In an interview with OSEN’s Go Yong-jun that took place before the League of Legends World Championship, Faker spoke about how he deals with his finances — or, perhaps more appropriately, how he doesn’t deal with them.
“Other than the first year of my career, my parents take care of my financials,” he said. “I don’t go over 200,000 won ($178) for my monthly allowance. The team takes care of a lot of things, which makes me think that I’ve chosen the right career path. The books I like are often gifted to me by fans. There’s not a lot I need to spend on.”
As the most valuable player for League of Legends in Korea, Faker’s yearly pay has been a hot topic of discussion every time his contract comes to an end. It was reported to be $2.5 million this year, but the concrete figure has never been made public.
Faker has always seemed conservative with his money. In a December interview with Sports Chosun, he said he didn’t have any reason to spend extravagantly, as his most notable purchase was an apartment for his family.
On the topic of his love life, Faker said he fields questions about it from many people. He also said he’s in no hurry.
“I’m often asked if I have a love life, but the same can be said for friends of the opposite sex,” he said. “I have rather conventional preferences, but my ideal type keeps changing. I might need a girlfriend right about now, but I don’t mind not having one either.”
With a name forever bound to League of Legends, Faker also divulged how he came up with his summoner name and the thought process behind all of his nicknames he thought to this point.
“I usually put a lot of thought into my in-game ID. I think I used the ID 고전파 (which translates to “classical”) when I was an amateur,” he said. “The same goes for when I went pro. I wanted to have something cool and impactful rather than a regular word.

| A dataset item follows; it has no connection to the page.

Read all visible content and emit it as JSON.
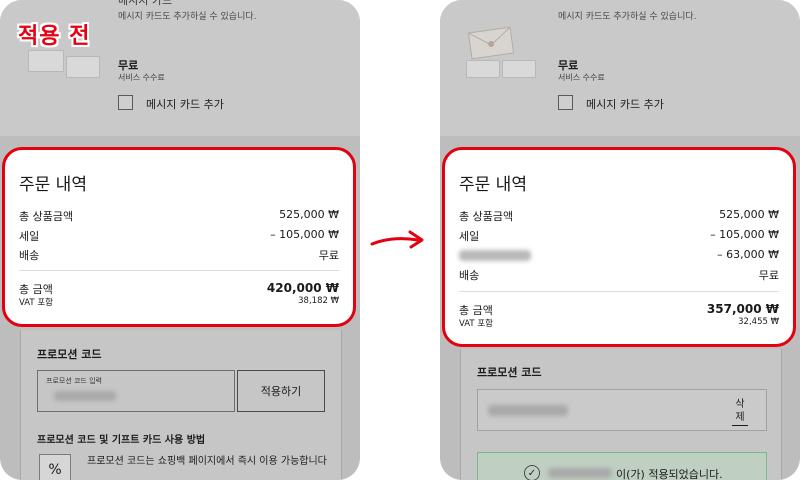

It’s another name that I identify with. I wanted it to be cool from start to end, and ‘Faker’ was the name I came up with to really show who I am.”